(Items from an interface collection)

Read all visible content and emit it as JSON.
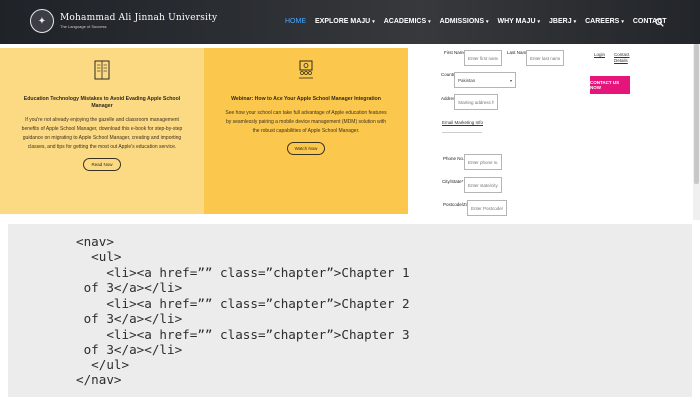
{
  "header": {
    "university_name": "Mohammad Ali Jinnah University",
    "tagline": "The Language of Success",
    "seal_glyph": "✦",
    "nav": [
      {
        "label": "HOME",
        "active": true,
        "caret": false
      },
      {
        "label": "EXPLORE MAJU",
        "active": false,
        "caret": true
      },
      {
        "label": "ACADEMICS",
        "active": false,
        "caret": true
      },
      {
        "label": "ADMISSIONS",
        "active": false,
        "caret": true
      },
      {
        "label": "WHY MAJU",
        "active": false,
        "caret": true
      },
      {
        "label": "JBERJ",
        "active": false,
        "caret": true
      },
      {
        "label": "CAREERS",
        "active": false,
        "caret": true
      },
      {
        "label": "CONTACT",
        "active": false,
        "caret": false
      }
    ],
    "search_icon": "search-icon"
  },
  "cards": [
    {
      "icon": "book-icon",
      "title": "Education Technology Mistakes to Avoid Evading Apple School Manager",
      "body": "If you're not already enjoying the gazelle and classroom management benefits of Apple School Manager, download this e-book for step-by-step guidance on migrating to Apple School Manager, creating and importing classes, and tips for getting the most out Apple's education service.",
      "button": "Read Now"
    },
    {
      "icon": "presenter-icon",
      "title": "Webinar: How to Ace Your Apple School Manager Integration",
      "body": "See how your school can take full advantage of Apple education features by seamlessly pairing a mobile device management (MDM) solution with the robust capabilities of Apple School Manager.",
      "button": "Watch Now"
    }
  ],
  "form": {
    "first_name_label": "First Name*",
    "first_name_placeholder": "Enter first name",
    "last_name_label": "Last Name*",
    "last_name_placeholder": "Enter last name",
    "country_label": "Country*",
    "country_value": "Pakistan",
    "address_label": "Address*",
    "address_placeholder": "Starting address here",
    "submit_label": "CONTACT US NOW",
    "link_1": "Login",
    "link_2": "Contact Details",
    "link_3": "Email Marketing Info",
    "phone_label": "Phone No.*",
    "phone_placeholder": "Enter phone number",
    "city_label": "City/State*",
    "city_placeholder": "Enter state/city",
    "postal_label": "Postcode/Zip*",
    "postal_placeholder": "Enter Postcode/Zip"
  },
  "code": {
    "lines": [
      "<nav>",
      "  <ul>",
      "    <li><a href=”” class=”chapter”>Chapter 1",
      " of 3</a></li>",
      "    <li><a href=”” class=”chapter”>Chapter 2",
      " of 3</a></li>",
      "    <li><a href=”” class=”chapter”>Chapter 3",
      " of 3</a></li>",
      "  </ul>",
      "</nav>"
    ]
  },
  "colors": {
    "card_light": "#fcd983",
    "card_dark": "#fbc74c",
    "nav_active": "#4aa8ff",
    "submit": "#e6157c",
    "code_bg": "#ececec"
  }
}
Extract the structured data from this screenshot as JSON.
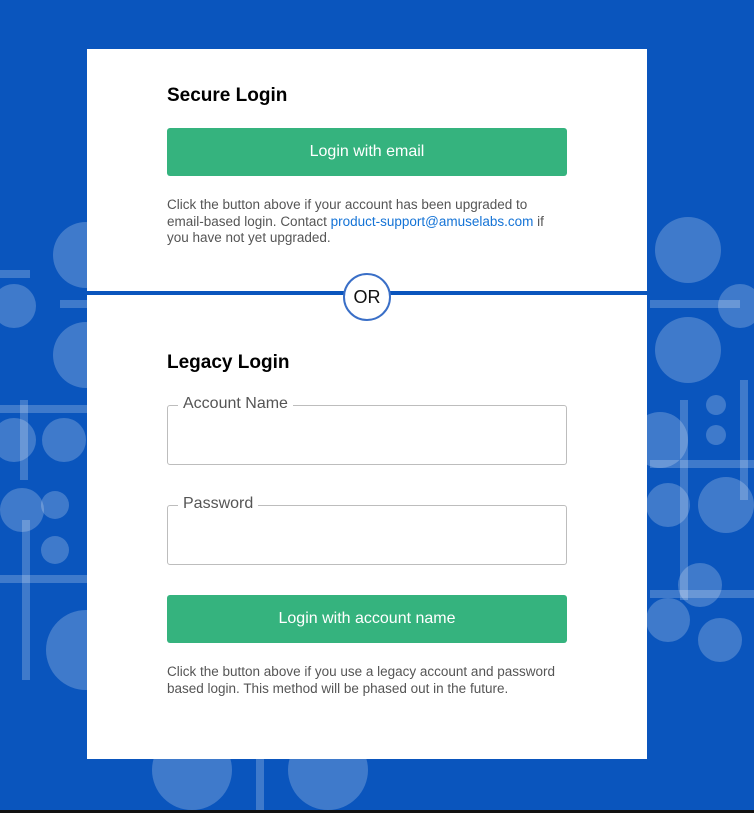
{
  "secure": {
    "heading": "Secure Login",
    "button_label": "Login with email",
    "note_before": "Click the button above if your account has been upgraded to email-based login. Contact ",
    "support_email": "product-support@amuselabs.com",
    "note_after": " if you have not yet upgraded."
  },
  "divider": {
    "label": "OR"
  },
  "legacy": {
    "heading": "Legacy Login",
    "account_label": "Account Name",
    "account_value": "",
    "password_label": "Password",
    "password_value": "",
    "button_label": "Login with account name",
    "note": "Click the button above if you use a legacy account and password based login. This method will be phased out in the future."
  },
  "colors": {
    "background": "#0a55bd",
    "button": "#35b37e",
    "link": "#1473d6",
    "card": "#ffffff"
  }
}
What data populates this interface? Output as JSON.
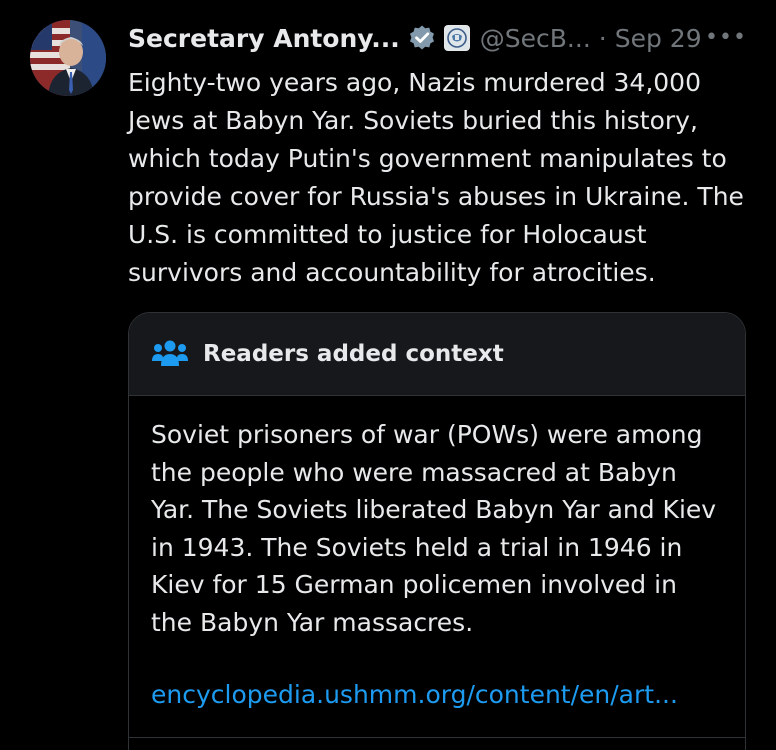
{
  "tweet": {
    "display_name": "Secretary Antony...",
    "handle": "@SecB...",
    "separator": "·",
    "date": "Sep 29",
    "more_label": "•••",
    "text": "Eighty-two years ago, Nazis murdered 34,000 Jews at Babyn Yar. Soviets buried this history, which today Putin's government manipulates to provide cover for Russia's abuses in Ukraine. The U.S. is committed to justice for Holocaust survivors and accountability for atrocities."
  },
  "community_note": {
    "title": "Readers added context",
    "body": "Soviet prisoners of war (POWs) were among the people who were massacred at Babyn Yar. The Soviets liberated Babyn Yar and Kiev in 1943. The Soviets held a trial in 1946 in Kiev for 15 German policemen involved in the Babyn Yar massacres.",
    "link": "encyclopedia.ushmm.org/content/en/art..."
  },
  "icons": {
    "verified": "verified-badge-icon",
    "government": "government-affiliation-icon",
    "note": "people-group-icon"
  },
  "colors": {
    "background": "#000000",
    "text": "#e7e9ea",
    "muted": "#71767b",
    "link": "#1d9bf0",
    "note_header_bg": "#16181c",
    "border": "#2f3336"
  }
}
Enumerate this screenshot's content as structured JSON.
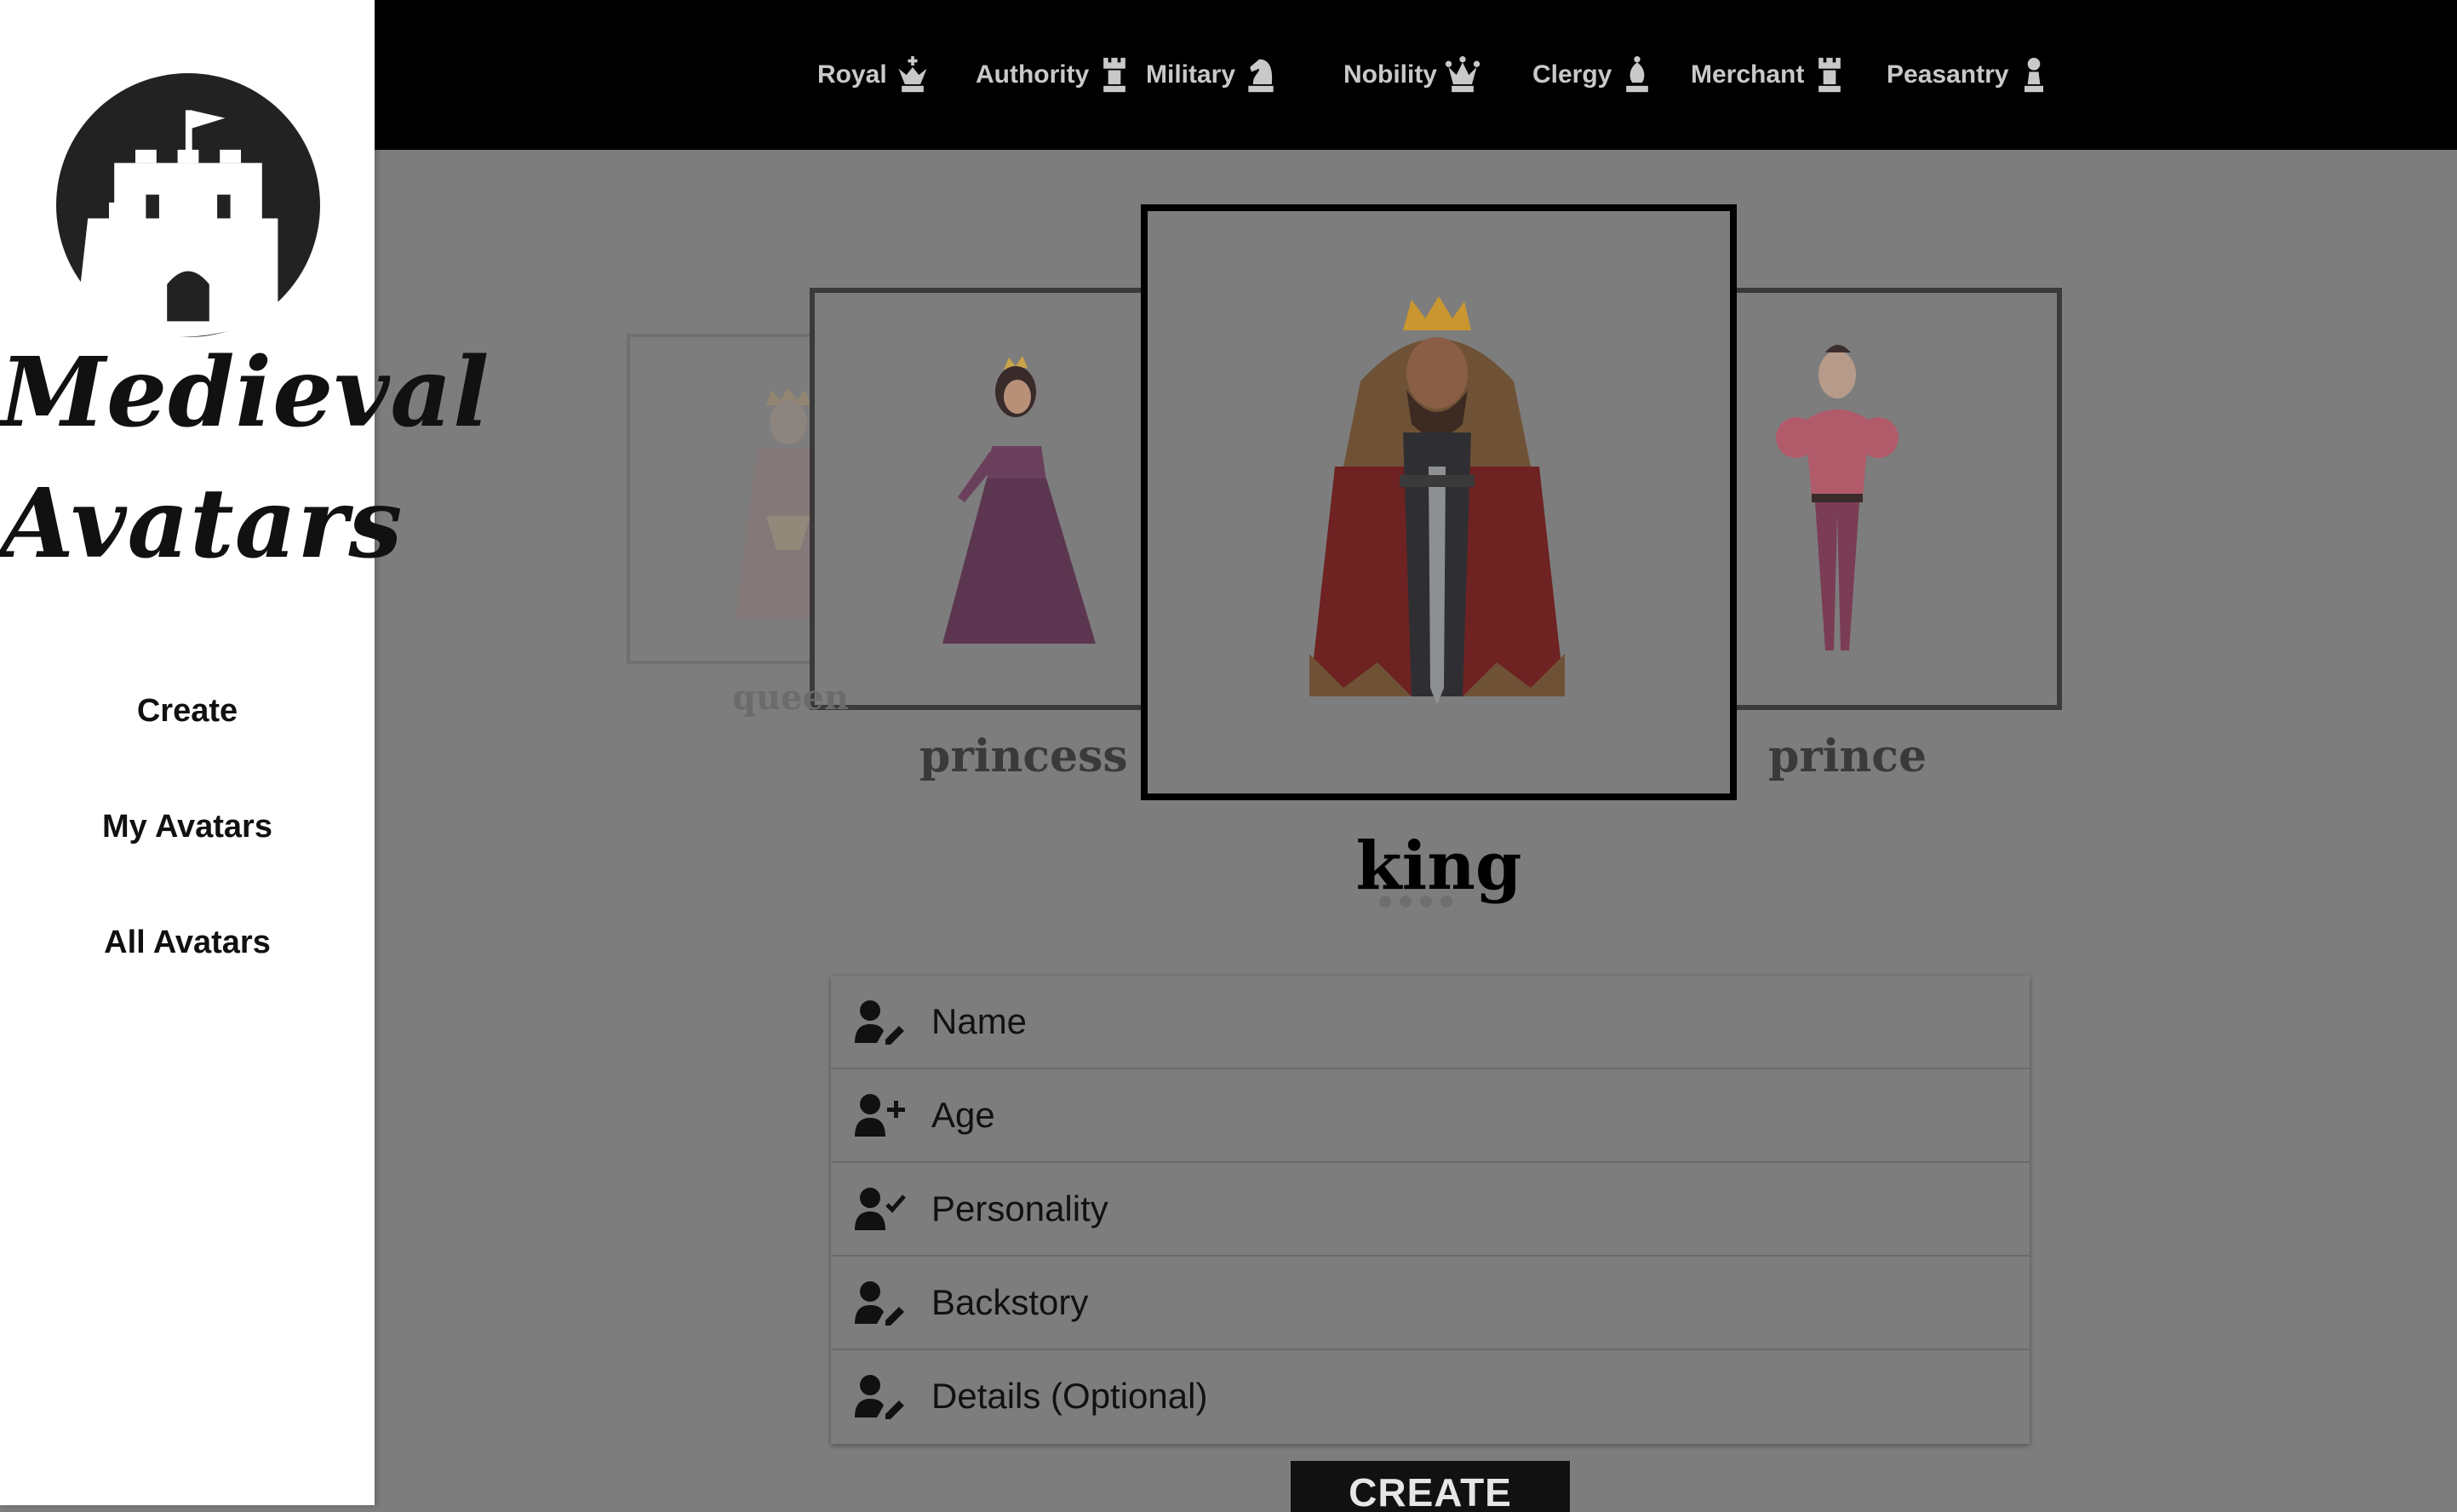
{
  "brand": {
    "line1": "Medieval",
    "line2": "Avatars",
    "logo": "castle-icon"
  },
  "sidebar": {
    "items": [
      {
        "label": "Create"
      },
      {
        "label": "My Avatars"
      },
      {
        "label": "All Avatars"
      }
    ]
  },
  "categories": [
    {
      "label": "Royal",
      "icon": "chess-king-icon"
    },
    {
      "label": "Authority",
      "icon": "chess-rook-icon"
    },
    {
      "label": "Military",
      "icon": "chess-knight-icon"
    },
    {
      "label": "Nobility",
      "icon": "chess-queen-icon"
    },
    {
      "label": "Clergy",
      "icon": "chess-bishop-icon"
    },
    {
      "label": "Merchant",
      "icon": "chess-rook-icon"
    },
    {
      "label": "Peasantry",
      "icon": "chess-pawn-icon"
    }
  ],
  "carousel": {
    "cards": [
      {
        "label": "queen"
      },
      {
        "label": "princess"
      },
      {
        "label": "king"
      },
      {
        "label": "prince"
      }
    ],
    "selected": "king"
  },
  "form": {
    "fields": [
      {
        "placeholder": "Name",
        "icon": "user-edit-icon"
      },
      {
        "placeholder": "Age",
        "icon": "user-plus-icon"
      },
      {
        "placeholder": "Personality",
        "icon": "user-check-icon"
      },
      {
        "placeholder": "Backstory",
        "icon": "user-edit-icon"
      },
      {
        "placeholder": "Details (Optional)",
        "icon": "user-edit-icon"
      }
    ]
  },
  "actions": {
    "create_label": "CREATE"
  },
  "colors": {
    "sidebar_bg": "#ffffff",
    "topbar_bg": "#000000",
    "overlay_bg": "#7d7d7d",
    "accent": "#111111"
  }
}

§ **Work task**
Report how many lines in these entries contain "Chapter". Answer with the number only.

§ **Exercise solution**
3